# Activity
With "image" as the search word, show every line of the material that has it.

-------------------------

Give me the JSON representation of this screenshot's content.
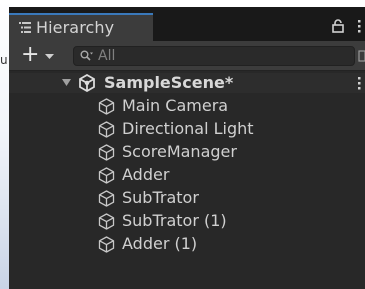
{
  "window": {
    "tab_title": "Hierarchy"
  },
  "toolbar": {
    "add_label": "+",
    "search_placeholder": "All"
  },
  "scene": {
    "name": "SampleScene*",
    "objects": [
      {
        "label": "Main Camera"
      },
      {
        "label": "Directional Light"
      },
      {
        "label": "ScoreManager"
      },
      {
        "label": "Adder"
      },
      {
        "label": "SubTrator"
      },
      {
        "label": "SubTrator (1)"
      },
      {
        "label": "Adder (1)"
      }
    ]
  },
  "icons": {
    "tab": "hierarchy-list-icon",
    "lock": "lock-icon",
    "menu": "kebab-menu-icon",
    "add_dropdown": "chevron-down-icon",
    "search": "search-icon",
    "scene": "unity-scene-icon",
    "game_object": "cube-icon"
  },
  "colors": {
    "panel_bg": "#282828",
    "tab_bg": "#3c3c3c",
    "tab_accent": "#3a79bb",
    "text": "#d2d2d2"
  }
}
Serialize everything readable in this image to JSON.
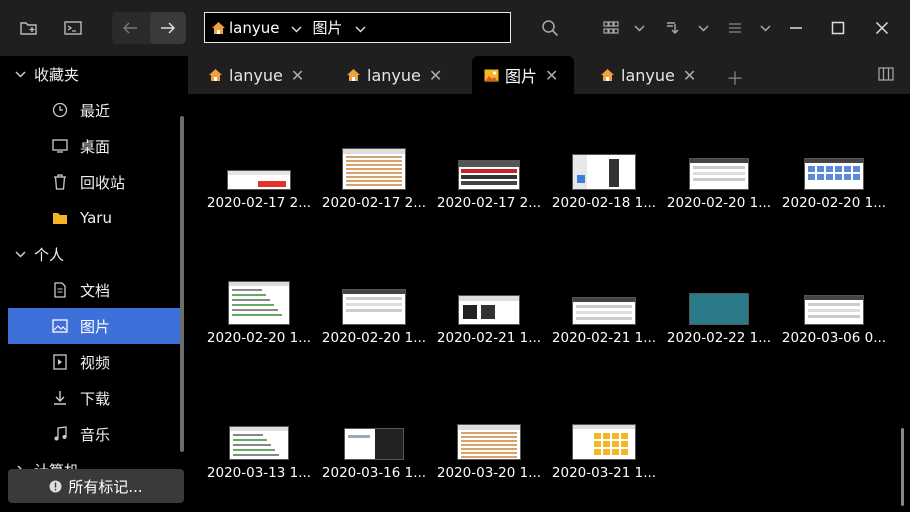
{
  "toolbar": {
    "path": [
      {
        "label": "lanyue",
        "icon": "home-icon"
      },
      {
        "label": "图片",
        "icon": ""
      }
    ]
  },
  "sidebar": {
    "favorites_header": "收藏夹",
    "favorites": [
      {
        "label": "最近",
        "icon": "clock-icon"
      },
      {
        "label": "桌面",
        "icon": "desktop-icon"
      },
      {
        "label": "回收站",
        "icon": "trash-icon"
      },
      {
        "label": "Yaru",
        "icon": "folder-icon"
      }
    ],
    "personal_header": "个人",
    "personal": [
      {
        "label": "文档",
        "icon": "document-icon"
      },
      {
        "label": "图片",
        "icon": "image-icon",
        "active": true
      },
      {
        "label": "视频",
        "icon": "video-icon"
      },
      {
        "label": "下载",
        "icon": "download-icon"
      },
      {
        "label": "音乐",
        "icon": "music-icon"
      }
    ],
    "partial_header": "计算机",
    "footer": "所有标记..."
  },
  "tabs": [
    {
      "label": "lanyue",
      "icon": "home-icon",
      "active": false
    },
    {
      "label": "lanyue",
      "icon": "home-icon",
      "active": false
    },
    {
      "label": "图片",
      "icon": "image-folder-icon",
      "active": true
    },
    {
      "label": "lanyue",
      "icon": "home-icon",
      "active": false
    }
  ],
  "files": [
    {
      "label": "2020-02-17 2..."
    },
    {
      "label": "2020-02-17 2..."
    },
    {
      "label": "2020-02-17 2..."
    },
    {
      "label": "2020-02-18 1..."
    },
    {
      "label": "2020-02-20 1..."
    },
    {
      "label": "2020-02-20 1..."
    },
    {
      "label": "2020-02-20 1..."
    },
    {
      "label": "2020-02-20 1..."
    },
    {
      "label": "2020-02-21 1..."
    },
    {
      "label": "2020-02-21 1..."
    },
    {
      "label": "2020-02-22 1..."
    },
    {
      "label": "2020-03-06 0..."
    },
    {
      "label": "2020-03-13 1..."
    },
    {
      "label": "2020-03-16 1..."
    },
    {
      "label": "2020-03-20 1..."
    },
    {
      "label": "2020-03-21 1..."
    }
  ],
  "colors": {
    "accent": "#3f6fd8",
    "toolbar_bg": "#1f1f1f",
    "content_bg": "#000000"
  }
}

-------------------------

# Task output
Serialize everything readable in this image to JSON.
        "icon": "image-icon",
      "icon": "image-folder-icon",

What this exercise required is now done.